%%

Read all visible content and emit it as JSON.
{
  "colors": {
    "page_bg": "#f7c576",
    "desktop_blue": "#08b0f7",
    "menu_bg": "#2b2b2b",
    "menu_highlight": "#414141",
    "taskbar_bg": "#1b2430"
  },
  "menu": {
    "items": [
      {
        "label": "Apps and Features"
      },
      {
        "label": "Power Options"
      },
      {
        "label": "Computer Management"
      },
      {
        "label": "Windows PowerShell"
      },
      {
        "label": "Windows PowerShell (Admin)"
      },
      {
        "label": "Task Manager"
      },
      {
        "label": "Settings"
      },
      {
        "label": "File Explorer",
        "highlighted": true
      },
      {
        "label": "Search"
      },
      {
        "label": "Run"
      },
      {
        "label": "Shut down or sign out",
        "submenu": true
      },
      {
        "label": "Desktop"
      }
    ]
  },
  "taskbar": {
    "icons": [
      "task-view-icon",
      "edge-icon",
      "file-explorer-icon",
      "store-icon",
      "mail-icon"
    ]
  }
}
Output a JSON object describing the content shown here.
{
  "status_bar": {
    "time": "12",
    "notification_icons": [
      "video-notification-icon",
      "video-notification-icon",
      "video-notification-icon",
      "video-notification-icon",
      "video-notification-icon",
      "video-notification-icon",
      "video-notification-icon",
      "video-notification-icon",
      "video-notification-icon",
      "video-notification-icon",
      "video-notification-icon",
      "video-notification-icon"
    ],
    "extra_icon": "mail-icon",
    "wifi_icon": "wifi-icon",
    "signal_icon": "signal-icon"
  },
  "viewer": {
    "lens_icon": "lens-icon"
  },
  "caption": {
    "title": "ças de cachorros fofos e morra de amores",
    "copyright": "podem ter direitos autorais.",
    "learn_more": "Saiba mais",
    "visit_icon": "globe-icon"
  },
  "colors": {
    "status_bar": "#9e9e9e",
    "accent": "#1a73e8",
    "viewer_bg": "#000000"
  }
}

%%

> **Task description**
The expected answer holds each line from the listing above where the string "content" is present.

> **Solution to this task**
Read all visible content and emit it as JSON.
Output a JSON object describing the content shown here.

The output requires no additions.